Overall, "The Seven Day Rule" was a great episode for the show. Every plotline worked, there was thematic coherence throughout, the show waded into the cynicism I've been missing, and the whole thing was a lot of fun to boot. We closed the door on some unrewarding subplots quite nicely, and opened the door on some promising new ones at the same time. If this was season four's version of "Another Ham Sandwich," it gives me high hopes that the show is back on track, and has me looking forward to the rest of this season, far more optimistic than I was a few weeks ago that The Good Wife is moving past its missteps and toward a future that looks brighter again.

Grade: A-

Notes:

-"I did go to the track, by the way." "I went windsurfing. Unsuccessfully."

-"We? When did we become a we?"

-"What do you plan to do afterwards?" "I intend to practice the law." "We should talk."

-"I believe your father was politely Anglican, and your mother was politely nothing."

-"That's almost a belief in God..." "How is that almost a belief?
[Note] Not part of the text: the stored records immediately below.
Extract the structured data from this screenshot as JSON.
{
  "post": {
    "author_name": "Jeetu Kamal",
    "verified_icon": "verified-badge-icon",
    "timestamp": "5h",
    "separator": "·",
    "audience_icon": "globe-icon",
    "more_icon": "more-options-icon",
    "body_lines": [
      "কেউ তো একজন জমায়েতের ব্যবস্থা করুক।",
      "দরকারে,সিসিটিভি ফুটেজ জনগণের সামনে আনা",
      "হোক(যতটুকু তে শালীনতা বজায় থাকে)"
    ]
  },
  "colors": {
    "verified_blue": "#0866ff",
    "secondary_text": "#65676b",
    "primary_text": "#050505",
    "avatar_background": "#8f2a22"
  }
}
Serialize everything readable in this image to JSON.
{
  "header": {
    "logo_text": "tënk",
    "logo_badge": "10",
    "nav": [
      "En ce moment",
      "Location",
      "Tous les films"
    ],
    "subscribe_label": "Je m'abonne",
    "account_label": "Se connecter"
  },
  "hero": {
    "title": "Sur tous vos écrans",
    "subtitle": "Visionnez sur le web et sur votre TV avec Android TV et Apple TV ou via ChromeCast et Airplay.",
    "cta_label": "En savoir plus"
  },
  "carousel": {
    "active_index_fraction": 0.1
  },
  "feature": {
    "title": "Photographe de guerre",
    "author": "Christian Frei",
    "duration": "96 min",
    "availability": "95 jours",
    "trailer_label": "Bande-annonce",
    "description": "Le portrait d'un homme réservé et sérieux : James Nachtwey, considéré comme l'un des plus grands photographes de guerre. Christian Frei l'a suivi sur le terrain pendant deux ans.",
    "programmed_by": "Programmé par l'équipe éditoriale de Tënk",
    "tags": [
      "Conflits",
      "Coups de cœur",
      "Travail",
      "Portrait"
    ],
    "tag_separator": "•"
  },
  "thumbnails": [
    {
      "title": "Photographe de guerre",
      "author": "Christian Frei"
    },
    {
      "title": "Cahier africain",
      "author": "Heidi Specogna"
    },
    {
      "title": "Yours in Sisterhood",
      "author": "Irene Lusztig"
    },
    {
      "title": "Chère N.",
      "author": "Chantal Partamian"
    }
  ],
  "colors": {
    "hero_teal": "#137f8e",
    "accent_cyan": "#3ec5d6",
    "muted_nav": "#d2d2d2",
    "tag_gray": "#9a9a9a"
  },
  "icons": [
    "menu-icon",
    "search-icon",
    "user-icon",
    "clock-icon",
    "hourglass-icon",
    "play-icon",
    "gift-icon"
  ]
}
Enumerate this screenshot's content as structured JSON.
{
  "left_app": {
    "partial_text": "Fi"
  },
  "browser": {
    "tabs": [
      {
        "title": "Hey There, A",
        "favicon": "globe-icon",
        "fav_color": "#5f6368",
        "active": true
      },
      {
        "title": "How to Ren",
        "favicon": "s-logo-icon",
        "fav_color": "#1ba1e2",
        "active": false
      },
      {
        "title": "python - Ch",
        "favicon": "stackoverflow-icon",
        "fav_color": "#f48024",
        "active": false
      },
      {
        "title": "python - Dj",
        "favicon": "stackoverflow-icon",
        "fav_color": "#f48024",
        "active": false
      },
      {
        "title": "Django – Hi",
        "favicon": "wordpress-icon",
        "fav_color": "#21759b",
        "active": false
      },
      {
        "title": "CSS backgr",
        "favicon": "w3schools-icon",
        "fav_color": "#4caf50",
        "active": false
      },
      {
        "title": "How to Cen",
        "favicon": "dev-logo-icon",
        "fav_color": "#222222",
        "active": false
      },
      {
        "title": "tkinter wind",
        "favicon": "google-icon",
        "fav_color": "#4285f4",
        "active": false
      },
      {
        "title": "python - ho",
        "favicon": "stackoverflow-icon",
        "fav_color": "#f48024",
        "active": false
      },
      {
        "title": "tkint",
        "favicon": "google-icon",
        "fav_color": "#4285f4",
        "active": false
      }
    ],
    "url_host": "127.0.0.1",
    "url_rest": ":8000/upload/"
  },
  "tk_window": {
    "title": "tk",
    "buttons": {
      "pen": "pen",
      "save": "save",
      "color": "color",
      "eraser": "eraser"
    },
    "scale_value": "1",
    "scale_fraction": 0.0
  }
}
I have a husband who believes in God, and a daughter who believes in God..." "What about Zack?" "I don't know. But I don't." "But you could believe in God." "But I don't."

-"So Diane and Will negotiated in good faith, Cary is as deserving as I am, and God exists. Ok. I'm good." "Yeah, I don't know what that was about. But yes."

-"I think my wife can speak for herself." "I'm an atheist."

-"I don't like mess. I like precision. And this. This is mess. And I don't know how to handle it."

-"I've come to not like the law. It's not very precise." "It can be. It depends on where you practice it."

-"Extortion? Not even you would stoop that low." "Sure I would."

-"The vultures in Real Estate are hoovering up all the shrimp."

-"You know the best thing about Monopoly? The get out of jail free card. I used to love hoarding that card, because you never know..." "Mr. Canning, please. I hate these stories. Whatever it is you need to say, just say it. I don't need the stories." "This is your get out of jail free card."

-"When the door that you've been knocking at swings open, you don't question it. You run through."
Tags: The Good Wife
comments powered by Disqus